Or will it? While it would be a mistake to underestimate the strides that the Chinese public is making to become fully fledged consumers, other currents are cutting in different directions. The government is in the midst of working out its own expression of sustainable development under the guise of creating an “ecological civilization.” The concept remains notably vague and gauzy, but this is no different from the way Western views of sustainable development have taken shape. Of further potential interest is the fact that the recently concluded 18th National Congress of the Communist Party of China heralded a plan for a “moderately” prosperous nation, a declaration that suggests a willingness to ease back a bit on the consumption throttle (ChinaDaily, 2012). Preliminary efforts to display resolve for this aspiration took the form of pre-New Year pronouncements calling on senior government officials to discourage excessive holiday displays at the bureaus and state companies under their jurisdiction. This move is equivalent to the White House telling Americans to put away their credit cards during the run up to Christmas.

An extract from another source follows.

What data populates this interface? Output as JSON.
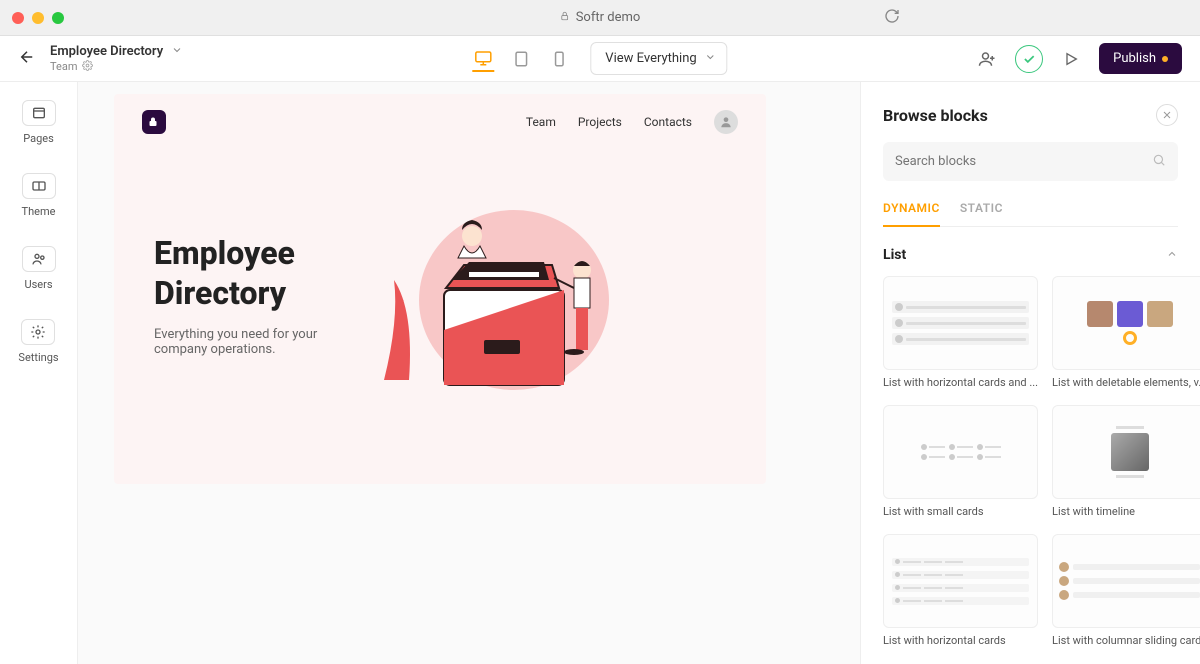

All of this may seem like idle chatter coming from someone based in a country (the United States) that for more than two decades has had extreme difficulty even pronouncing the words sustainable development. Any suggestion that America’s consumptive throughput needs to be steered downward has been summarily rejected as politically softheaded (even management of firearms sales in the wake of repeated national tragedies seems to off the table). I am by no means oblivious to these charges. We should, though, recognize that whether Americans are cognizant or not, consumer society in the United States is starting to unwind in the face of political paralysis, outsized debt, middle-class shrinkage, military overreach, and perhaps tedium as well. As any shopper knows, it takes a lot of work to consume prodigiously. It requires similarly incessant exertion to maintain the large raft of supportive public policies that keeps consumerist lifestyles afloat: subsidies for housing and automobility, ample supplies of consumer credit, and free-flowing resources to name just a few of the most obvious inputs. It is becoming increasingly apparent that the predominant global challenge is less about how the United States will reinvigorate its faltering consumer society and more about how China will manage its ascent to this developmental stage.
Maurie J. Cohen is the editor of Sustainability: Science, Practice, & Policy. He is also Associate Professor in the Department of Chemistry and Environmental Science at the New Jersey Institute of Technology and Director of both the Graduate Program in Environmental and Sustainability Policy and the Science, Technology, and Society Program. Dr. Cohen has held prior positions at the University of Leeds, Binghamton University (State University of New York), Mansfield College (Oxford University), and Indiana University. His books include Innovations In Sustainable Consumption: New Economics, Socio-technical Transitions and Social Practices (with Halina S. Brown and Philip J. Vergragt), Exploring Sustainable Consumption: Environmental Policy and the Social Sciences (with Joseph Murphy), Risk in the Modern Age: Science, Social Theory, and Environmental Decision Making, and The Exxon Valdez Disaster: Readings on a Modern Social Problem (with J. Steven Picou and Duane Gill).